--- Records from a data collection ---
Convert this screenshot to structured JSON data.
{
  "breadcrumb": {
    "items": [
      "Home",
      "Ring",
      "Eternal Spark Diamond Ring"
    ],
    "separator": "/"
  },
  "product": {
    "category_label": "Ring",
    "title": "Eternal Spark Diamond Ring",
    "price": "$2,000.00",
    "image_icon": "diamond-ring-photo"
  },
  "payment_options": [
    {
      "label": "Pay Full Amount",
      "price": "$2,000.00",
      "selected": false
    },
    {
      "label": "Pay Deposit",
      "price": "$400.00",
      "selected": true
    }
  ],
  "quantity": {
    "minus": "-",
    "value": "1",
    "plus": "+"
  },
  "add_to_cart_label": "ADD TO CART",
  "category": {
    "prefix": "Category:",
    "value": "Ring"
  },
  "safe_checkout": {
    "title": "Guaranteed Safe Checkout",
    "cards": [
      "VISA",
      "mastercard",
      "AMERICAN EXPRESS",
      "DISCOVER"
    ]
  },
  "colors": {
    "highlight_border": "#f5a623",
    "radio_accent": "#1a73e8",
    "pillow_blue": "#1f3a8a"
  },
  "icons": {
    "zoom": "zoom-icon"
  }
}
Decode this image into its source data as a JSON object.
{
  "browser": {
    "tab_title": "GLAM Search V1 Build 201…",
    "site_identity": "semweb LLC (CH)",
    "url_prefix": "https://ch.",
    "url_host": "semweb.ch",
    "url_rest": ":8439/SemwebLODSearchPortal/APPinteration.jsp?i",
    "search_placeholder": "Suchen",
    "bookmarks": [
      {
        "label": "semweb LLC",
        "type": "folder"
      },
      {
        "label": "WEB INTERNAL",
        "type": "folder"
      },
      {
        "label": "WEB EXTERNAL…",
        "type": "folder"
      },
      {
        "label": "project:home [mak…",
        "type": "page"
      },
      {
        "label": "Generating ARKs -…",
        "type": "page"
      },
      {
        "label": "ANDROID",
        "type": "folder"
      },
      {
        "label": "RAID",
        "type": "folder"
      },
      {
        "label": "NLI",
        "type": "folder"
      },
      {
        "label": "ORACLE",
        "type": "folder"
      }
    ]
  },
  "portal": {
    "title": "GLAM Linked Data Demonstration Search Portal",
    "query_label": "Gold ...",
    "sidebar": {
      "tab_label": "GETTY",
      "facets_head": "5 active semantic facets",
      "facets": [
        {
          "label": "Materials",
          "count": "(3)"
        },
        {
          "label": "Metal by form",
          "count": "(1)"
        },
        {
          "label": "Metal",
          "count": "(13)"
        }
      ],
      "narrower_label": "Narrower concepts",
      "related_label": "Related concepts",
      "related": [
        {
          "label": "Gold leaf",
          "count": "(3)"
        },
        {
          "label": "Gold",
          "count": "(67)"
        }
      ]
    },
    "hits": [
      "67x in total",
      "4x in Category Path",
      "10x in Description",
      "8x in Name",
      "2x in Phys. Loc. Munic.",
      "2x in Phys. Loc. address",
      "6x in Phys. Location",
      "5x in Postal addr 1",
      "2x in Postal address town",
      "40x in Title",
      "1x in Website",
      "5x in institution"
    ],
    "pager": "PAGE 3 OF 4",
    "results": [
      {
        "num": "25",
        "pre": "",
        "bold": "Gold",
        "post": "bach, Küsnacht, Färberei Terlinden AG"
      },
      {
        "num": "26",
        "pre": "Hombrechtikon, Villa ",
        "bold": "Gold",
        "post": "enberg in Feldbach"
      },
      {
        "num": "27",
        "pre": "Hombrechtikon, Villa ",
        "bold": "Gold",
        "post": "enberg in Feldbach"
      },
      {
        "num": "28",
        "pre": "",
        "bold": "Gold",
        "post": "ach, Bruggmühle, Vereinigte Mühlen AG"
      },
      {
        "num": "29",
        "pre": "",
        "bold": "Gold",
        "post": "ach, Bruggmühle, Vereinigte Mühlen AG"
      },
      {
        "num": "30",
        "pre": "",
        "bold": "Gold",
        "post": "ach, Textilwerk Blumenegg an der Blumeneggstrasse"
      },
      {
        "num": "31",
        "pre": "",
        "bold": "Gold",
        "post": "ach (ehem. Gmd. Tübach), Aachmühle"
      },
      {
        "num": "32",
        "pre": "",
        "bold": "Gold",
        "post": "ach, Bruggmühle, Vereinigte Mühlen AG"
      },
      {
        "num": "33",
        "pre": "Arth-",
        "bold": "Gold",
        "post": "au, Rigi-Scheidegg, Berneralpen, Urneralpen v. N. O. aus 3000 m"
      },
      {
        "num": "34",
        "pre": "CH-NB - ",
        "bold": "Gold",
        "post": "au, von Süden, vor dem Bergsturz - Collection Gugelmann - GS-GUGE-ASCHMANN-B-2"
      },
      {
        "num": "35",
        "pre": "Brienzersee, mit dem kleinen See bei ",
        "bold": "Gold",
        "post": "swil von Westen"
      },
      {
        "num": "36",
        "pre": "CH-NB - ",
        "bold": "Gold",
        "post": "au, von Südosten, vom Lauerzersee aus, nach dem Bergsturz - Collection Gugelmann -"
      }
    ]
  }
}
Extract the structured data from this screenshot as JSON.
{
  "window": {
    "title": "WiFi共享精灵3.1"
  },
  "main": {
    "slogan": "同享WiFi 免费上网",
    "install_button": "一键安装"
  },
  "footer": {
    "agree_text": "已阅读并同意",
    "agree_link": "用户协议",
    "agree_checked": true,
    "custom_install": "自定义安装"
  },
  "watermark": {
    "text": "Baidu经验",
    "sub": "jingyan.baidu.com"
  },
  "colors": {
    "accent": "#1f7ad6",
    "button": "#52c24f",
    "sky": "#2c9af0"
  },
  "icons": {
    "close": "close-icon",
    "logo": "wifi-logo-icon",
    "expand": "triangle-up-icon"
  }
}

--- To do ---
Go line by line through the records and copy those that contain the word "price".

--- Answer ---
    "price": "$2,000.00",
      "price": "$2,000.00",
      "price": "$400.00",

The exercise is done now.